• Reading at Home

    In all instances of reading, students should be exposed to all varieties of text types (poetry, historical fiction, journals, news articles, etc.). The more you can do to make this time fun, the more growth you will see in your child. It is not only an opportunity to bond with your child, but it is an opportunity to pass on the love of reading.
     
     
    When reading to your child:
     
    Stop regularly and ask probing questions related to comprehension and metacognition. For example:
    • What do you think the characters look like? Tell me why you think that.
    • Why do you think the character did that? What in the text makes you think that?
    • Where is the character going? Where does it say that in the text?
    • What might happen next? Why do you think that? What evidence in the text makes you think that?
    • Tell me one thing that you learned from this book.
    • Why do you think the author wrote this story?
    • What does this picture tell us about the text? Why do you think that?
    • What is this a map of?
    • Why did the author caption this picture in this fashion? What does it tell us about the image?
    • Let's look at the table of contents and see what we might be reading about. 
    • Is there an index? Let's find where else that happened. 
    It is a great opportunity to develop vocabulary by sharing word meanings with your child as well as like words (word families). 
     
    Model your own proficient reading and thinking. For example:
    • That was a tricky part, I'm going to go back and re-read to see if I can understand it better.
    • I think the character will...
    • I predict...because the book says...
    • I wonder what lesson I could learn in this book.

    When your child is reading to you:
     
    Stop regularly and ask probing questions regarding comprehension (think of who, what, when, where and the why) returning to the text for evidence. 
    • What do you think the characters look like? Tell me why you think that.
    • Why do you think the character did that? What in the text makes you think that?
    • Where is the character going? Where does it say that in the text?
    • What might happen next? Why do you think that? What evidence in the text makes you think that?
    • Tell me one thing that you learned from this book.
    • Why do you think the author wrote this story?
    • Did that part make sense? Can you tell me what just happened?
    • What is going on here? Why is there conflict? How do you know that from the text?
    • What does this picture tell us about the text? Why do you think that?
    • What is this a map of?
    • Why did the author caption this picture in this fashion? What does it tell us about the image?
    • Let's look at the table of contents and see what we might be reading about. 
    • Is there an index? Let's find where else that happened. 

    Your child should be reading a text he/she can access with relative ease. You will want to connect with your child's teacher to determine what might be the best level(s) to work from. You can use the Scholastic Book Wizard to find some texts that might interest your child, as well as public libraries.

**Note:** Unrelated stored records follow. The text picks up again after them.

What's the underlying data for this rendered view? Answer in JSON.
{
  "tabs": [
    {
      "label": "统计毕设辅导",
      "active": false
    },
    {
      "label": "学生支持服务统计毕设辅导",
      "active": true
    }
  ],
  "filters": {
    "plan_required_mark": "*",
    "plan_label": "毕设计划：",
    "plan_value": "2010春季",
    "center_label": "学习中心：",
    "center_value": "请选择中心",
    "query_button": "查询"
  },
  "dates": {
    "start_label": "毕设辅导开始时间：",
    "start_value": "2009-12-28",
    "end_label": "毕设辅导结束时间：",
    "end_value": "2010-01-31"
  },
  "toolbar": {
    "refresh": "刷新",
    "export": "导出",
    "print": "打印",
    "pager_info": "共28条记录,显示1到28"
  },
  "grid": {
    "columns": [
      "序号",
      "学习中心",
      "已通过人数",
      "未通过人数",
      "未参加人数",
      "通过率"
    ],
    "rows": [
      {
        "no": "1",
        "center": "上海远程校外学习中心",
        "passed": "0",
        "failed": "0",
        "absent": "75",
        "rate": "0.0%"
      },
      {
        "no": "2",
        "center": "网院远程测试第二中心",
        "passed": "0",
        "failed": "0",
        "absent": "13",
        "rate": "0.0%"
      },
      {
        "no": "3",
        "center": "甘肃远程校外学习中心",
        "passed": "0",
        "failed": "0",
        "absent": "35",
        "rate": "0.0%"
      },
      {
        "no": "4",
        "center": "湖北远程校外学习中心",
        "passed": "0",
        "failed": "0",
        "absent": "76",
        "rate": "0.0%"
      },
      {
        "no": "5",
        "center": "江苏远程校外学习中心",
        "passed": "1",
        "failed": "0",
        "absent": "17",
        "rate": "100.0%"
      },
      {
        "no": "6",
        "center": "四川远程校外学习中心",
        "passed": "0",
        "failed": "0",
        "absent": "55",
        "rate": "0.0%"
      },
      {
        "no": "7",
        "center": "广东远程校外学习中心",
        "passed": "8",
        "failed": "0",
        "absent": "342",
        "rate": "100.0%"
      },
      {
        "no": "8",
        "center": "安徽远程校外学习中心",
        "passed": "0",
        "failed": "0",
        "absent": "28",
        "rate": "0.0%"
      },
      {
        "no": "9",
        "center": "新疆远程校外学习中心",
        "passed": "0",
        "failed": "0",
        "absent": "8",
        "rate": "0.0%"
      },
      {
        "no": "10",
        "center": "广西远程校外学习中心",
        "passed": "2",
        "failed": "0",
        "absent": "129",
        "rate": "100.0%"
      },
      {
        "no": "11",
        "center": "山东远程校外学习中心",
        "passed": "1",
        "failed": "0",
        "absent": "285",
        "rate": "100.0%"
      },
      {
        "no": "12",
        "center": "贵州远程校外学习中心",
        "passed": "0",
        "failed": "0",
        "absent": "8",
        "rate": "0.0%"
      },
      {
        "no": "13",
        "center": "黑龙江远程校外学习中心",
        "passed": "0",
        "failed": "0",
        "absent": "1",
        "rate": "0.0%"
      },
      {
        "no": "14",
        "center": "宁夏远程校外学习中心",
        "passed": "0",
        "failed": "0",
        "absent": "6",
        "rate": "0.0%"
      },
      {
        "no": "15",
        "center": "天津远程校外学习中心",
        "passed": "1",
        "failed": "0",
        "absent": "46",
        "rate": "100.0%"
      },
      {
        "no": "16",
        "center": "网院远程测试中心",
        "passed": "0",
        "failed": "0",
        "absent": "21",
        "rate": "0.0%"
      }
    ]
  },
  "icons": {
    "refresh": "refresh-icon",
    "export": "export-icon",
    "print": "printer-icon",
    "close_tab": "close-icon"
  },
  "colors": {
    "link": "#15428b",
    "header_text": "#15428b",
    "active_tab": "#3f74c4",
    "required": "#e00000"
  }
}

    Help with pronunciation, when needed. If your child gets stuck on a word, he/she can try to sound it out and attack it again. You might need to provide it at times. Avoid saying things like "what word might work there?" "what word might make sense there?", as these promote guessing.

     
    When your child is reading independently:
     
    It is essential that your child can easily access these texts because in independent reading, he/she does not have access to someone else to guide.

    • Please check in with your teacher for an appropriate level(s). While it is tempting to offer texts to kids that might be considerably above level, these are texts that you would want to be a part of your read aloud with your child instead of independent reading. Students can often read the words on the page, but text complexity may create barriers to full comprehension.

    Independent reading is to promote enjoyment, so it is important that children are able to read text that is both accessible and of interest.